Industry, FAA, and homeland security officials test GA-ASI and BAE Systems avionics on RPA, demonstrate safe integration of drones in national airspace

SAN DIEGO, 26 Oct. 2012. Officials at General Atomics Aeronautical Systems Inc. (GA‑ASI), the U.S. Department of Homeland Security, Customs and Border Protection, and the FAA tested an Automatic Dependent Surveillance-Broadcast (ADS-B)-based surveillance system on a Predator/Gray Eagle-series aircraft, in an effort to demonstrate and enhance remotely piloted aircraft (RPA) flight safety.
“We are working closely with the FAA, other governmental agencies, and industry partners to advance the safety of RPA,” explains Frank W. Pace, president, Aircraft Systems Group, GA-ASI. “We believe ADS-B will play a key role in a future sense-and-avoid system and will support the FAA’s ‘Next Gen’ initiative, so this is a step in the right direction.”

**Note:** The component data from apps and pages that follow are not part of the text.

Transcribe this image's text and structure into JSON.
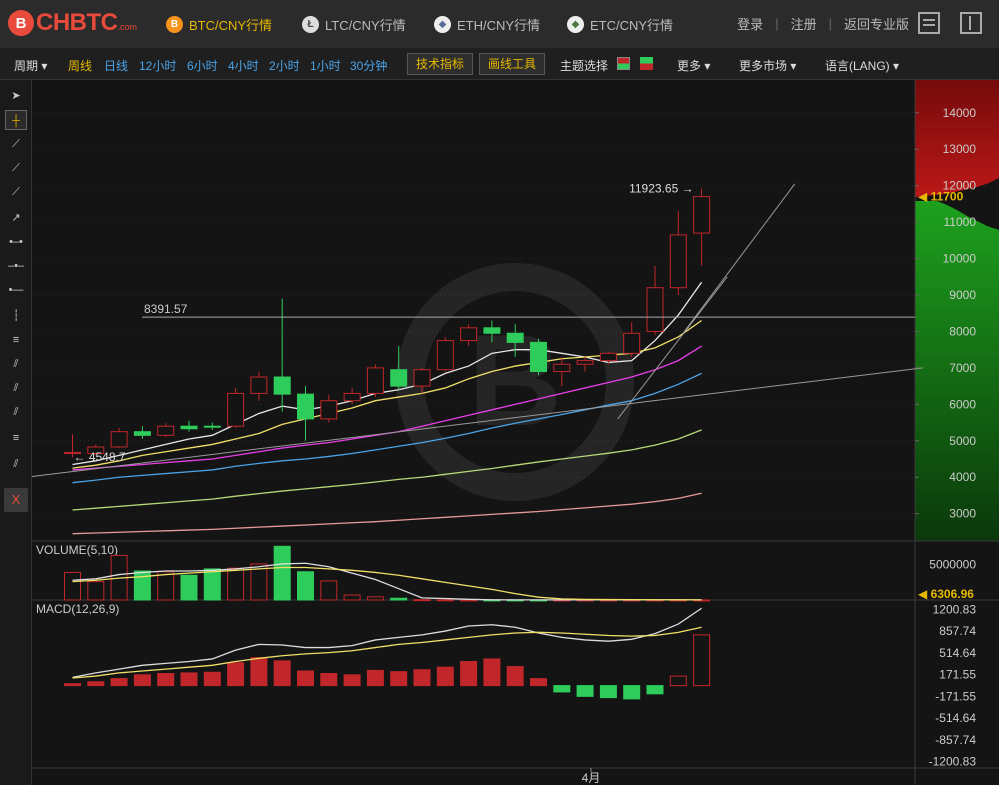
{
  "brand": {
    "logo_mark": "B",
    "logo_text": "CHBTC",
    "logo_suffix": ".com"
  },
  "markets": [
    {
      "label": "BTC/CNY行情",
      "icon": "bitcoin-icon",
      "icon_glyph": "B",
      "color": "#f7931a",
      "active": true
    },
    {
      "label": "LTC/CNY行情",
      "icon": "litecoin-icon",
      "icon_glyph": "Ł",
      "color": "#bbbbbb",
      "active": false
    },
    {
      "label": "ETH/CNY行情",
      "icon": "ethereum-icon",
      "icon_glyph": "◆",
      "color": "#7b8cbf",
      "active": false
    },
    {
      "label": "ETC/CNY行情",
      "icon": "ethereum-classic-icon",
      "icon_glyph": "◆",
      "color": "#6d9e63",
      "active": false
    }
  ],
  "top_links": {
    "login": "登录",
    "register": "注册",
    "pro": "返回专业版"
  },
  "menu": {
    "period": "周期",
    "intervals": [
      "周线",
      "日线",
      "12小时",
      "6小时",
      "4小时",
      "2小时",
      "1小时",
      "30分钟"
    ],
    "indicators": "技术指标",
    "draw_tools": "画线工具",
    "theme": "主题选择",
    "more": "更多",
    "more_markets": "更多市场",
    "language": "语言(LANG)"
  },
  "colors": {
    "up": "#c0262a",
    "down": "#2ecc5a",
    "accent": "#e6b800",
    "ma5": "#e8e8e8",
    "ma10": "#f0e068",
    "ma20": "#e83ee8",
    "ma30": "#4aa3e8",
    "ma60": "#b8d878",
    "ma120": "#e89a9a"
  },
  "chart_data": {
    "type": "candlestick",
    "title": "",
    "price_axis": {
      "ticks": [
        3000,
        4000,
        5000,
        6000,
        7000,
        8000,
        9000,
        10000,
        11000,
        12000,
        13000,
        14000
      ],
      "ylim": [
        2250,
        14900
      ]
    },
    "current_price": "11700",
    "high_label": "11923.65 →",
    "low_label": "← 4548.7",
    "reference_line": {
      "value": 8391.57,
      "label": "8391.57"
    },
    "x_label": "4月",
    "candles": [
      {
        "o": 4650,
        "c": 4680,
        "h": 5180,
        "l": 4548.7
      },
      {
        "o": 4650,
        "c": 4830,
        "h": 4900,
        "l": 4600
      },
      {
        "o": 4830,
        "c": 5250,
        "h": 5350,
        "l": 4800
      },
      {
        "o": 5250,
        "c": 5150,
        "h": 5400,
        "l": 5050
      },
      {
        "o": 5150,
        "c": 5400,
        "h": 5480,
        "l": 5100
      },
      {
        "o": 5400,
        "c": 5330,
        "h": 5550,
        "l": 5250
      },
      {
        "o": 5400,
        "c": 5380,
        "h": 5500,
        "l": 5300
      },
      {
        "o": 5400,
        "c": 6300,
        "h": 6450,
        "l": 5350
      },
      {
        "o": 6300,
        "c": 6750,
        "h": 6900,
        "l": 6100
      },
      {
        "o": 6750,
        "c": 6280,
        "h": 8900,
        "l": 5800
      },
      {
        "o": 6280,
        "c": 5600,
        "h": 6500,
        "l": 5000
      },
      {
        "o": 5600,
        "c": 6100,
        "h": 6250,
        "l": 5500
      },
      {
        "o": 6100,
        "c": 6300,
        "h": 6450,
        "l": 6000
      },
      {
        "o": 6300,
        "c": 7000,
        "h": 7100,
        "l": 6200
      },
      {
        "o": 6950,
        "c": 6500,
        "h": 7600,
        "l": 6400
      },
      {
        "o": 6500,
        "c": 6950,
        "h": 7000,
        "l": 6300
      },
      {
        "o": 6950,
        "c": 7750,
        "h": 7850,
        "l": 6900
      },
      {
        "o": 7750,
        "c": 8100,
        "h": 8200,
        "l": 7600
      },
      {
        "o": 8100,
        "c": 7950,
        "h": 8300,
        "l": 7700
      },
      {
        "o": 7950,
        "c": 7700,
        "h": 8200,
        "l": 7300
      },
      {
        "o": 7700,
        "c": 6900,
        "h": 7800,
        "l": 6800
      },
      {
        "o": 6900,
        "c": 7100,
        "h": 7300,
        "l": 6500
      },
      {
        "o": 7100,
        "c": 7200,
        "h": 7300,
        "l": 6900
      },
      {
        "o": 7200,
        "c": 7400,
        "h": 7450,
        "l": 7100
      },
      {
        "o": 7400,
        "c": 7950,
        "h": 8250,
        "l": 7300
      },
      {
        "o": 8000,
        "c": 9200,
        "h": 9800,
        "l": 7900
      },
      {
        "o": 9200,
        "c": 10650,
        "h": 11300,
        "l": 9000
      },
      {
        "o": 10700,
        "c": 11700,
        "h": 11923.65,
        "l": 9800
      }
    ],
    "moving_averages": [
      {
        "color_key": "ma5",
        "values": [
          4350,
          4450,
          4600,
          4750,
          4900,
          5050,
          5150,
          5450,
          5750,
          5950,
          5850,
          5950,
          6100,
          6300,
          6400,
          6550,
          6850,
          7050,
          7400,
          7500,
          7500,
          7400,
          7300,
          7150,
          7200,
          7750,
          8450,
          9350
        ]
      },
      {
        "color_key": "ma10",
        "values": [
          4250,
          4330,
          4450,
          4600,
          4700,
          4800,
          4900,
          5050,
          5200,
          5450,
          5600,
          5750,
          5900,
          6100,
          6200,
          6300,
          6450,
          6700,
          6900,
          7050,
          7150,
          7250,
          7300,
          7350,
          7400,
          7550,
          7850,
          8300
        ]
      },
      {
        "color_key": "ma20",
        "values": [
          4200,
          4250,
          4300,
          4350,
          4400,
          4450,
          4500,
          4600,
          4700,
          4800,
          4880,
          4950,
          5050,
          5150,
          5250,
          5400,
          5550,
          5700,
          5850,
          6000,
          6150,
          6300,
          6450,
          6600,
          6750,
          6950,
          7200,
          7600
        ]
      },
      {
        "color_key": "ma30",
        "values": [
          3850,
          3920,
          4000,
          4050,
          4100,
          4150,
          4200,
          4300,
          4380,
          4450,
          4500,
          4570,
          4650,
          4750,
          4850,
          4950,
          5070,
          5200,
          5350,
          5480,
          5600,
          5720,
          5850,
          5980,
          6100,
          6300,
          6550,
          6850
        ]
      },
      {
        "color_key": "ma60",
        "values": [
          3100,
          3150,
          3200,
          3250,
          3300,
          3350,
          3400,
          3480,
          3550,
          3620,
          3680,
          3740,
          3800,
          3870,
          3940,
          4000,
          4080,
          4160,
          4240,
          4330,
          4420,
          4500,
          4580,
          4660,
          4750,
          4880,
          5050,
          5300
        ]
      },
      {
        "color_key": "ma120",
        "values": [
          2450,
          2470,
          2490,
          2510,
          2530,
          2550,
          2570,
          2600,
          2630,
          2660,
          2690,
          2720,
          2750,
          2780,
          2820,
          2860,
          2900,
          2940,
          2980,
          3020,
          3060,
          3110,
          3160,
          3210,
          3260,
          3330,
          3420,
          3560
        ]
      }
    ],
    "trendlines": [
      {
        "from": [
          -2,
          4000
        ],
        "to": [
          36.5,
          7000
        ]
      },
      {
        "from": [
          23.4,
          5600
        ],
        "to": [
          28.1,
          9500
        ]
      },
      {
        "from": [
          26.2,
          7950
        ],
        "to": [
          31.0,
          12050
        ]
      }
    ],
    "volume": {
      "title": "VOLUME(5,10)",
      "tick": "5000000",
      "current_label": "6306.96",
      "ylim": [
        0,
        7500000
      ],
      "values": [
        3900000,
        2600000,
        6300000,
        4100000,
        4000000,
        3500000,
        4400000,
        4500000,
        5100000,
        7600000,
        4000000,
        2700000,
        700000,
        450000,
        250000,
        50000,
        25000,
        15000,
        12000,
        10000,
        8000,
        6000,
        6000,
        6000,
        6000,
        7000,
        7000,
        6307
      ],
      "ma5": [
        2800000,
        3000000,
        3600000,
        3900000,
        4100000,
        4100000,
        4200000,
        4400000,
        4700000,
        5100000,
        5200000,
        4700000,
        3800000,
        2900000,
        1600000,
        300000,
        200000,
        100000,
        30000,
        20000,
        20000,
        20000,
        20000,
        20000,
        20000,
        20000,
        20000,
        20000
      ],
      "ma10": [
        2600000,
        2800000,
        3100000,
        3300000,
        3600000,
        3800000,
        4000000,
        4200000,
        4400000,
        4600000,
        4600000,
        4400000,
        4200000,
        3900000,
        3500000,
        3000000,
        2500000,
        2000000,
        1500000,
        900000,
        400000,
        150000,
        80000,
        60000,
        50000,
        40000,
        30000,
        20000
      ]
    },
    "macd": {
      "title": "MACD(12,26,9)",
      "ticks": [
        "1200.83",
        "857.74",
        "514.64",
        "171.55",
        "-171.55",
        "-514.64",
        "-857.74",
        "-1200.83"
      ],
      "ylim": [
        -1300,
        1350
      ],
      "dif": [
        130,
        200,
        260,
        320,
        350,
        380,
        420,
        560,
        650,
        640,
        600,
        600,
        630,
        720,
        760,
        800,
        860,
        940,
        960,
        920,
        830,
        760,
        720,
        700,
        730,
        820,
        970,
        1220
      ],
      "dea": [
        120,
        150,
        200,
        230,
        260,
        290,
        320,
        380,
        430,
        470,
        500,
        520,
        550,
        600,
        650,
        680,
        720,
        760,
        800,
        830,
        840,
        830,
        810,
        790,
        780,
        790,
        840,
        920
      ],
      "hist": [
        30,
        60,
        110,
        170,
        190,
        200,
        210,
        360,
        440,
        390,
        230,
        190,
        170,
        240,
        220,
        250,
        290,
        380,
        420,
        300,
        110,
        -100,
        -170,
        -190,
        -210,
        -130,
        150,
        800
      ]
    }
  }
}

The test involved GA-ASI’s Guardian RPA, a Predator B unmanned aerial vehicle (UAV) configured for maritime operations, and a prototype of BAE Systems’ AN/DPX-7 Reduced Size Transponder, a military-grade Identification Friend or Foe (IFF) device. The ADS-B-capable transponder interoperates with military and civilian Air Traffic Control (ATC) surveillance systems.
During the test, Guardian’s ADS-B IN-capable transponder detected other ADS-B-equipped aircraft in the vicinity, displaying the aircraft on the ground control station (GCS) display. Guardian’s ADS-B OUT transponder simultaneously notified other aircraft and ATC of its location and velocity.
The goal was to demonstrate that Predator/Gray Eagle-series aircraft can fly cooperatively and safely in the National Airspace System (NAS), enabling ATC to know their location and flight profiles precisely, describes a spokesperson.
GA-ASI is a manufacturer of remotely piloted aircraft (RPA), tactical reconnaissance radars, and electro-optic surveillance systems.
ADS-B is the GPS-based surveillance system that is the cornerstone of the FAA’s NextGen Air Traffic Management (ATM) system, which aims to convert America’s ATC system from a ground-based system to a satellite-based system, resulting in simplified air traffic logistics and enhanced aircraft safety margins. The FAA has mandated that all aircraft flying above 10,000 feet or around major U.S. airports must be ADS-B equipped by 2020.